[Page and application data records]
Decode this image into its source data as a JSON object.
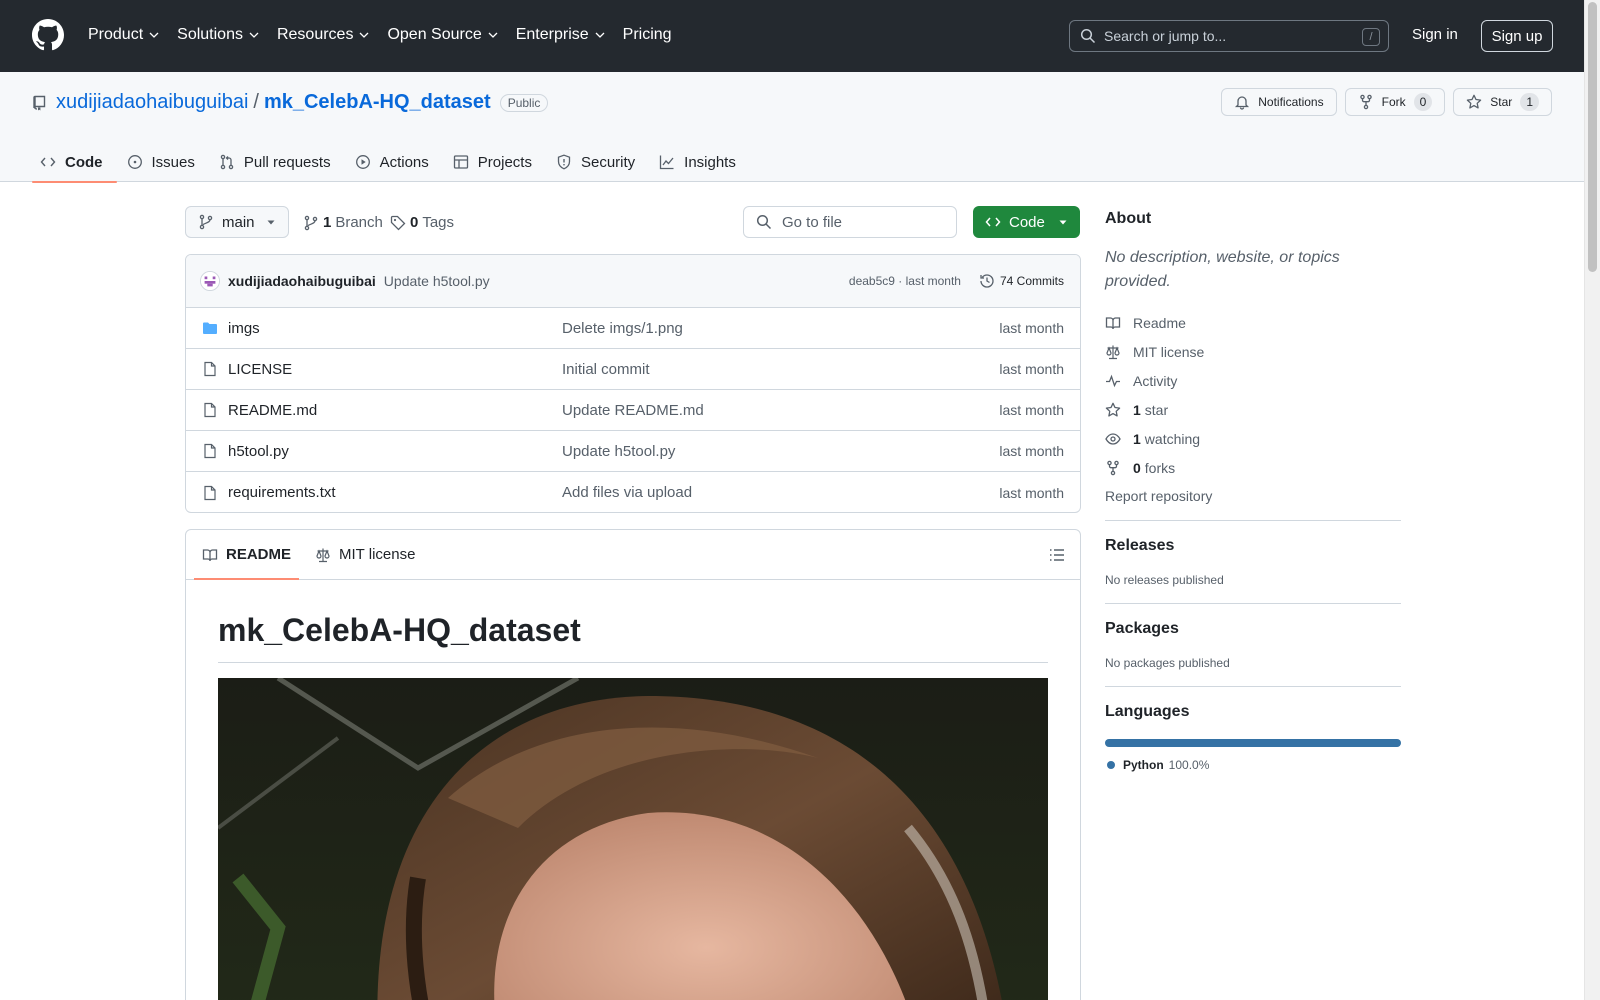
{
  "header": {
    "nav": [
      {
        "label": "Product",
        "has_caret": true
      },
      {
        "label": "Solutions",
        "has_caret": true
      },
      {
        "label": "Resources",
        "has_caret": true
      },
      {
        "label": "Open Source",
        "has_caret": true
      },
      {
        "label": "Enterprise",
        "has_caret": true
      },
      {
        "label": "Pricing",
        "has_caret": false
      }
    ],
    "search_placeholder": "Search or jump to...",
    "search_shortcut": "/",
    "sign_in": "Sign in",
    "sign_up": "Sign up"
  },
  "repo": {
    "owner": "xudijiadaohaibuguibai",
    "separator": "/",
    "name": "mk_CelebA-HQ_dataset",
    "visibility": "Public",
    "actions": {
      "notifications": "Notifications",
      "fork_label": "Fork",
      "fork_count": "0",
      "star_label": "Star",
      "star_count": "1"
    },
    "tabs": [
      {
        "label": "Code",
        "icon": "code-icon",
        "active": true
      },
      {
        "label": "Issues",
        "icon": "issue-icon",
        "active": false
      },
      {
        "label": "Pull requests",
        "icon": "pull-request-icon",
        "active": false
      },
      {
        "label": "Actions",
        "icon": "play-icon",
        "active": false
      },
      {
        "label": "Projects",
        "icon": "table-icon",
        "active": false
      },
      {
        "label": "Security",
        "icon": "shield-icon",
        "active": false
      },
      {
        "label": "Insights",
        "icon": "graph-icon",
        "active": false
      }
    ]
  },
  "toolbar": {
    "branch": "main",
    "branch_count": "1",
    "branch_label": "Branch",
    "tag_count": "0",
    "tag_label": "Tags",
    "goto_placeholder": "Go to file",
    "code_label": "Code"
  },
  "latest_commit": {
    "author": "xudijiadaohaibuguibai",
    "message": "Update h5tool.py",
    "hash_time": "deab5c9 · last month",
    "commits": "74 Commits"
  },
  "files": [
    {
      "name": "imgs",
      "type": "folder",
      "message": "Delete imgs/1.png",
      "date": "last month"
    },
    {
      "name": "LICENSE",
      "type": "file",
      "message": "Initial commit",
      "date": "last month"
    },
    {
      "name": "README.md",
      "type": "file",
      "message": "Update README.md",
      "date": "last month"
    },
    {
      "name": "h5tool.py",
      "type": "file",
      "message": "Update h5tool.py",
      "date": "last month"
    },
    {
      "name": "requirements.txt",
      "type": "file",
      "message": "Add files via upload",
      "date": "last month"
    }
  ],
  "readme": {
    "tabs": [
      "README",
      "MIT license"
    ],
    "title": "mk_CelebA-HQ_dataset"
  },
  "sidebar": {
    "about_title": "About",
    "about_desc": "No description, website, or topics provided.",
    "links": [
      {
        "icon": "book-icon",
        "count": "",
        "label": "Readme"
      },
      {
        "icon": "law-icon",
        "count": "",
        "label": "MIT license"
      },
      {
        "icon": "pulse-icon",
        "count": "",
        "label": "Activity"
      },
      {
        "icon": "star-icon",
        "count": "1",
        "label": "star"
      },
      {
        "icon": "eye-icon",
        "count": "1",
        "label": "watching"
      },
      {
        "icon": "fork-icon",
        "count": "0",
        "label": "forks"
      }
    ],
    "report": "Report repository",
    "releases_title": "Releases",
    "releases_text": "No releases published",
    "packages_title": "Packages",
    "packages_text": "No packages published",
    "languages_title": "Languages",
    "languages": [
      {
        "name": "Python",
        "percent": "100.0%",
        "color": "#3572a5"
      }
    ]
  },
  "colors": {
    "header_bg": "#24292f",
    "link": "#0969da",
    "code_button": "#1f883d",
    "active_tab_underline": "#fd8c73"
  }
}
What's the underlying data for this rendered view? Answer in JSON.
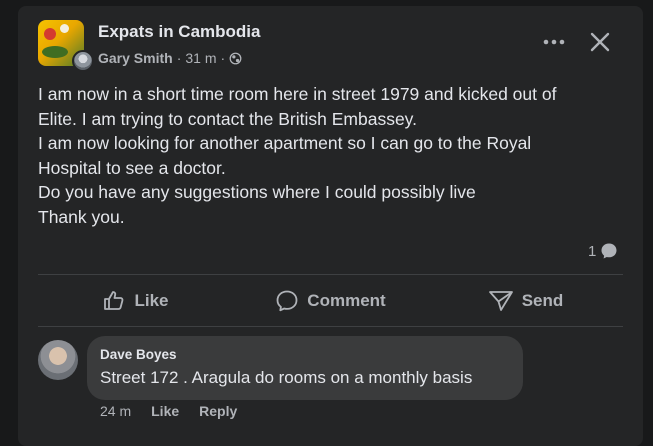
{
  "post": {
    "group_name": "Expats in Cambodia",
    "author": "Gary Smith",
    "separator": "·",
    "time": "31 m",
    "text_lines": [
      "I am now in a short time room here in street 1979 and kicked out of",
      "Elite. I am trying to contact the British Embassey.",
      "I am now looking for another apartment so I can go to the Royal",
      "Hospital to see a doctor.",
      "Do you have any suggestions where I could possibly live",
      "Thank you."
    ],
    "comment_count": "1"
  },
  "actions": {
    "like": "Like",
    "comment": "Comment",
    "send": "Send"
  },
  "comment": {
    "name": "Dave Boyes",
    "text": "Street 172 . Aragula do rooms on a monthly basis",
    "time": "24 m",
    "like": "Like",
    "reply": "Reply"
  },
  "icons": {
    "privacy": "globe-icon",
    "more": "more-options-icon",
    "close": "close-icon",
    "comment_count": "comment-bubble-icon",
    "like": "thumbs-up-icon",
    "comment": "comment-icon",
    "send": "send-icon"
  },
  "colors": {
    "background": "#18191a",
    "card": "#242526",
    "bubble": "#3a3b3c",
    "primary_text": "#e4e6eb",
    "secondary_text": "#b0b3b8"
  }
}
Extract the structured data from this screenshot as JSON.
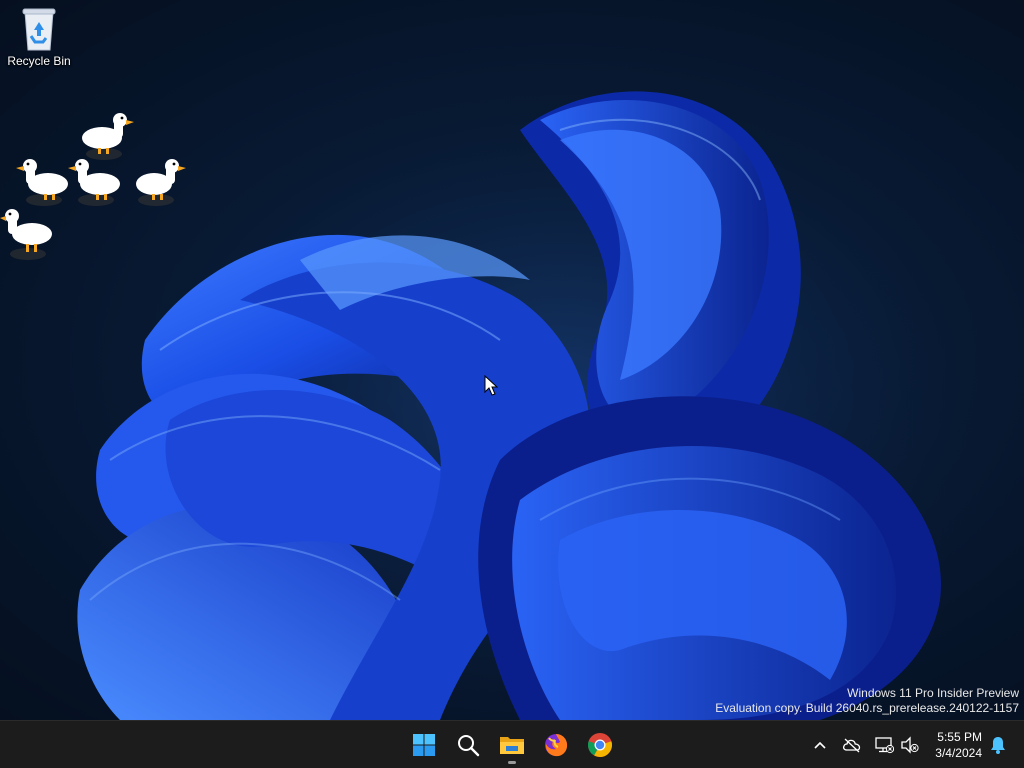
{
  "desktop": {
    "recycle_bin_label": "Recycle Bin",
    "watermark": {
      "line1": "Windows 11 Pro Insider Preview",
      "line2": "Evaluation copy. Build 26040.rs_prerelease.240122-1157"
    }
  },
  "taskbar": {
    "apps": [
      {
        "name": "start-button",
        "icon": "windows-logo-icon"
      },
      {
        "name": "search-button",
        "icon": "search-icon"
      },
      {
        "name": "file-explorer-button",
        "icon": "folder-icon",
        "running": true
      },
      {
        "name": "firefox-button",
        "icon": "firefox-icon"
      },
      {
        "name": "chrome-button",
        "icon": "chrome-icon"
      }
    ],
    "tray": {
      "time": "5:55 PM",
      "date": "3/4/2024"
    }
  },
  "colors": {
    "taskbar_bg": "#1c1c1c",
    "accent": "#2a7de1",
    "wallpaper_blue": "#1f4fe0"
  }
}
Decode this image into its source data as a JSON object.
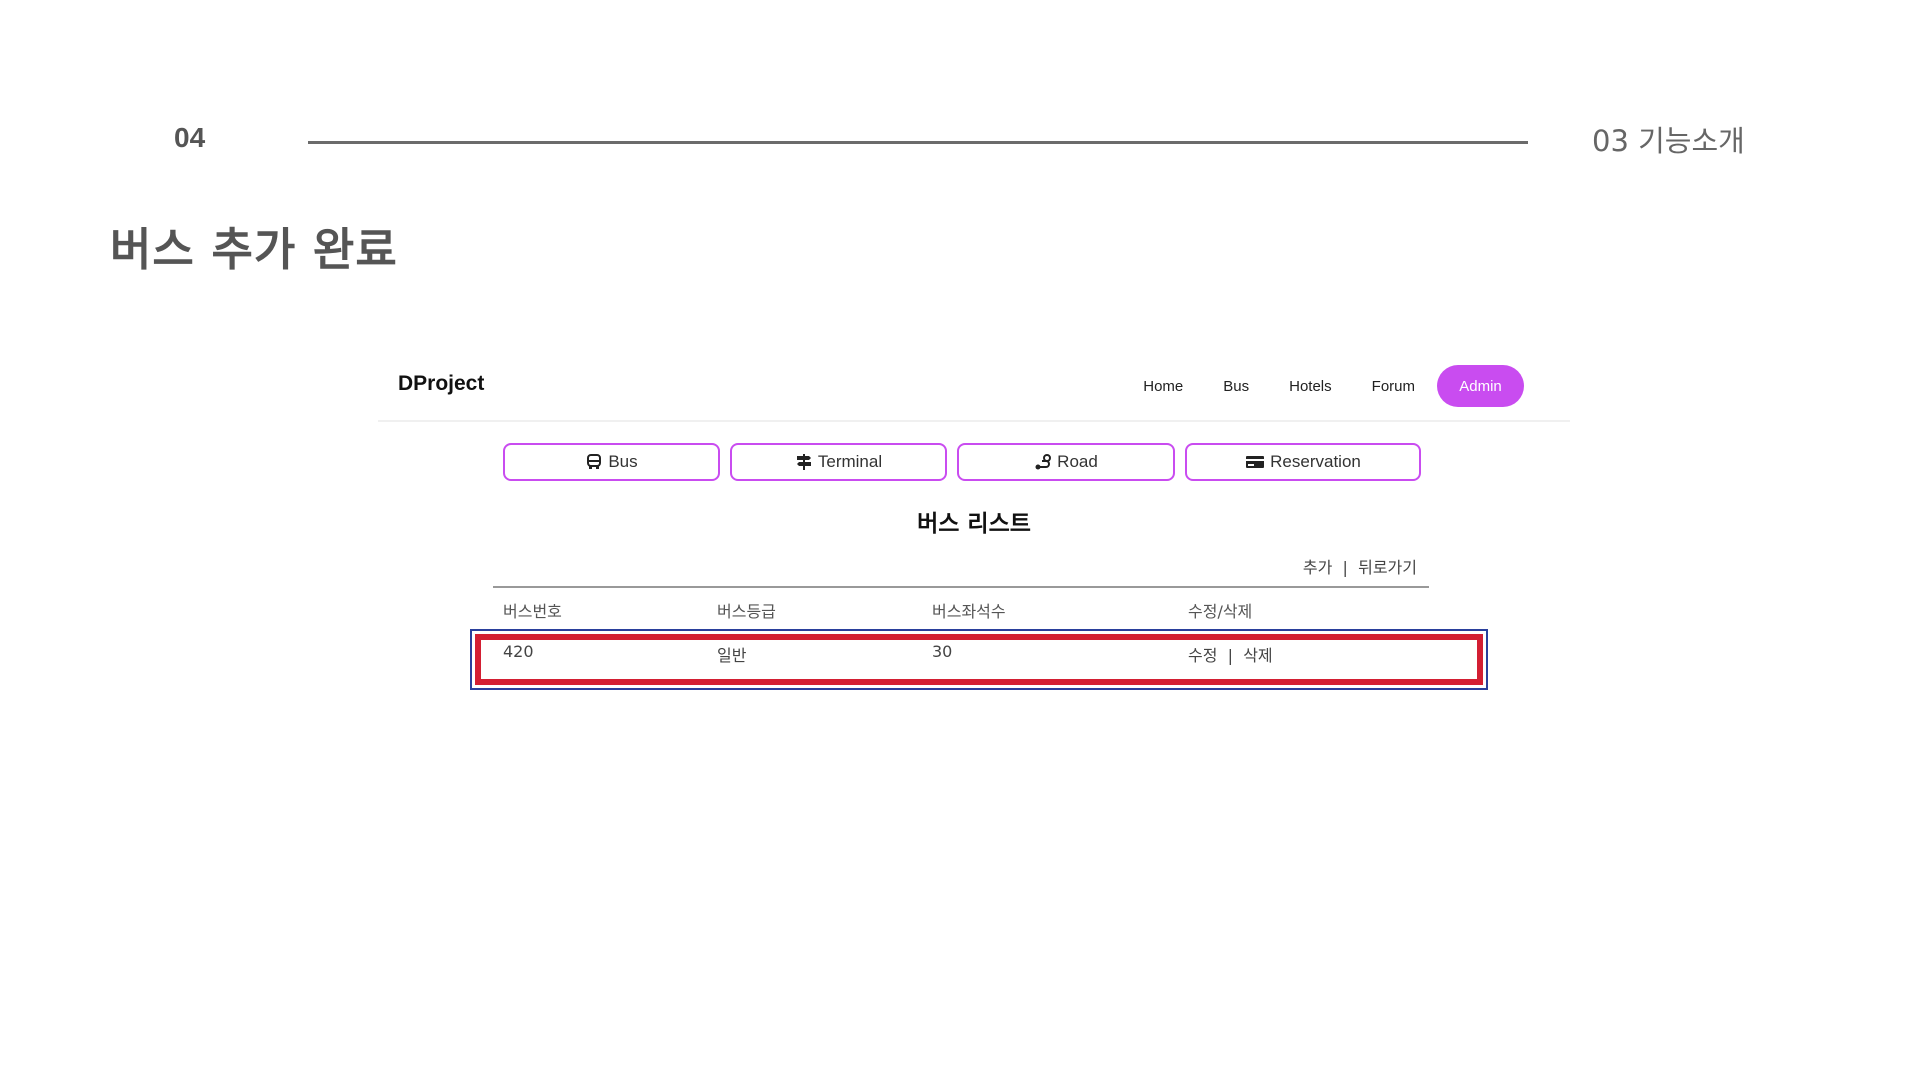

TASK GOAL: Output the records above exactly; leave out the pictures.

SOLVED EXERCISE:
Decode this image into its source data as a JSON object.
{
  "header": {
    "nav": [
      {
        "label": "Product",
        "has_caret": true
      },
      {
        "label": "Solutions",
        "has_caret": true
      },
      {
        "label": "Resources",
        "has_caret": true
      },
      {
        "label": "Open Source",
        "has_caret": true
      },
      {
        "label": "Enterprise",
        "has_caret": true
      },
      {
        "label": "Pricing",
        "has_caret": false
      }
    ],
    "search_placeholder": "Search or jump to...",
    "search_shortcut": "/",
    "sign_in": "Sign in",
    "sign_up": "Sign up"
  },
  "repo": {
    "owner": "xudijiadaohaibuguibai",
    "separator": "/",
    "name": "mk_CelebA-HQ_dataset",
    "visibility": "Public",
    "actions": {
      "notifications": "Notifications",
      "fork_label": "Fork",
      "fork_count": "0",
      "star_label": "Star",
      "star_count": "1"
    },
    "tabs": [
      {
        "label": "Code",
        "icon": "code-icon",
        "active": true
      },
      {
        "label": "Issues",
        "icon": "issue-icon",
        "active": false
      },
      {
        "label": "Pull requests",
        "icon": "pull-request-icon",
        "active": false
      },
      {
        "label": "Actions",
        "icon": "play-icon",
        "active": false
      },
      {
        "label": "Projects",
        "icon": "table-icon",
        "active": false
      },
      {
        "label": "Security",
        "icon": "shield-icon",
        "active": false
      },
      {
        "label": "Insights",
        "icon": "graph-icon",
        "active": false
      }
    ]
  },
  "toolbar": {
    "branch": "main",
    "branch_count": "1",
    "branch_label": "Branch",
    "tag_count": "0",
    "tag_label": "Tags",
    "goto_placeholder": "Go to file",
    "code_label": "Code"
  },
  "latest_commit": {
    "author": "xudijiadaohaibuguibai",
    "message": "Update h5tool.py",
    "hash_time": "deab5c9 · last month",
    "commits": "74 Commits"
  },
  "files": [
    {
      "name": "imgs",
      "type": "folder",
      "message": "Delete imgs/1.png",
      "date": "last month"
    },
    {
      "name": "LICENSE",
      "type": "file",
      "message": "Initial commit",
      "date": "last month"
    },
    {
      "name": "README.md",
      "type": "file",
      "message": "Update README.md",
      "date": "last month"
    },
    {
      "name": "h5tool.py",
      "type": "file",
      "message": "Update h5tool.py",
      "date": "last month"
    },
    {
      "name": "requirements.txt",
      "type": "file",
      "message": "Add files via upload",
      "date": "last month"
    }
  ],
  "readme": {
    "tabs": [
      "README",
      "MIT license"
    ],
    "title": "mk_CelebA-HQ_dataset"
  },
  "sidebar": {
    "about_title": "About",
    "about_desc": "No description, website, or topics provided.",
    "links": [
      {
        "icon": "book-icon",
        "count": "",
        "label": "Readme"
      },
      {
        "icon": "law-icon",
        "count": "",
        "label": "MIT license"
      },
      {
        "icon": "pulse-icon",
        "count": "",
        "label": "Activity"
      },
      {
        "icon": "star-icon",
        "count": "1",
        "label": "star"
      },
      {
        "icon": "eye-icon",
        "count": "1",
        "label": "watching"
      },
      {
        "icon": "fork-icon",
        "count": "0",
        "label": "forks"
      }
    ],
    "report": "Report repository",
    "releases_title": "Releases",
    "releases_text": "No releases published",
    "packages_title": "Packages",
    "packages_text": "No packages published",
    "languages_title": "Languages",
    "languages": [
      {
        "name": "Python",
        "percent": "100.0%",
        "color": "#3572a5"
      }
    ]
  },
  "colors": {
    "header_bg": "#24292f",
    "link": "#0969da",
    "code_button": "#1f883d",
    "active_tab_underline": "#fd8c73"
  }
}
What's the underlying data for this rendered view? Answer in JSON.
{
  "post": {
    "group_name": "Expats in Cambodia",
    "author": "Gary Smith",
    "separator": "·",
    "time": "31 m",
    "text_lines": [
      "I am now in a short time room here in street 1979 and kicked out of",
      "Elite. I am trying to contact the British Embassey.",
      "I am now looking for another apartment so I can go to the Royal",
      "Hospital to see a doctor.",
      "Do you have any suggestions where I could possibly live",
      "Thank you."
    ],
    "comment_count": "1"
  },
  "actions": {
    "like": "Like",
    "comment": "Comment",
    "send": "Send"
  },
  "comment": {
    "name": "Dave Boyes",
    "text": "Street 172 . Aragula do rooms on a monthly basis",
    "time": "24 m",
    "like": "Like",
    "reply": "Reply"
  },
  "icons": {
    "privacy": "globe-icon",
    "more": "more-options-icon",
    "close": "close-icon",
    "comment_count": "comment-bubble-icon",
    "like": "thumbs-up-icon",
    "comment": "comment-icon",
    "send": "send-icon"
  },
  "colors": {
    "background": "#18191a",
    "card": "#242526",
    "bubble": "#3a3b3c",
    "primary_text": "#e4e6eb",
    "secondary_text": "#b0b3b8"
  }
}
Extract the structured data from this screenshot as JSON.
{
  "desktop": {
    "recycle_bin_label": "Recycle Bin",
    "watermark": {
      "line1": "Windows 11 Pro Insider Preview",
      "line2": "Evaluation copy. Build 26040.rs_prerelease.240122-1157"
    }
  },
  "taskbar": {
    "apps": [
      {
        "name": "start-button",
        "icon": "windows-logo-icon"
      },
      {
        "name": "search-button",
        "icon": "search-icon"
      },
      {
        "name": "file-explorer-button",
        "icon": "folder-icon",
        "running": true
      },
      {
        "name": "firefox-button",
        "icon": "firefox-icon"
      },
      {
        "name": "chrome-button",
        "icon": "chrome-icon"
      }
    ],
    "tray": {
      "time": "5:55 PM",
      "date": "3/4/2024"
    }
  },
  "colors": {
    "taskbar_bg": "#1c1c1c",
    "accent": "#2a7de1",
    "wallpaper_blue": "#1f4fe0"
  }
}
Decode this image into its source data as a JSON object.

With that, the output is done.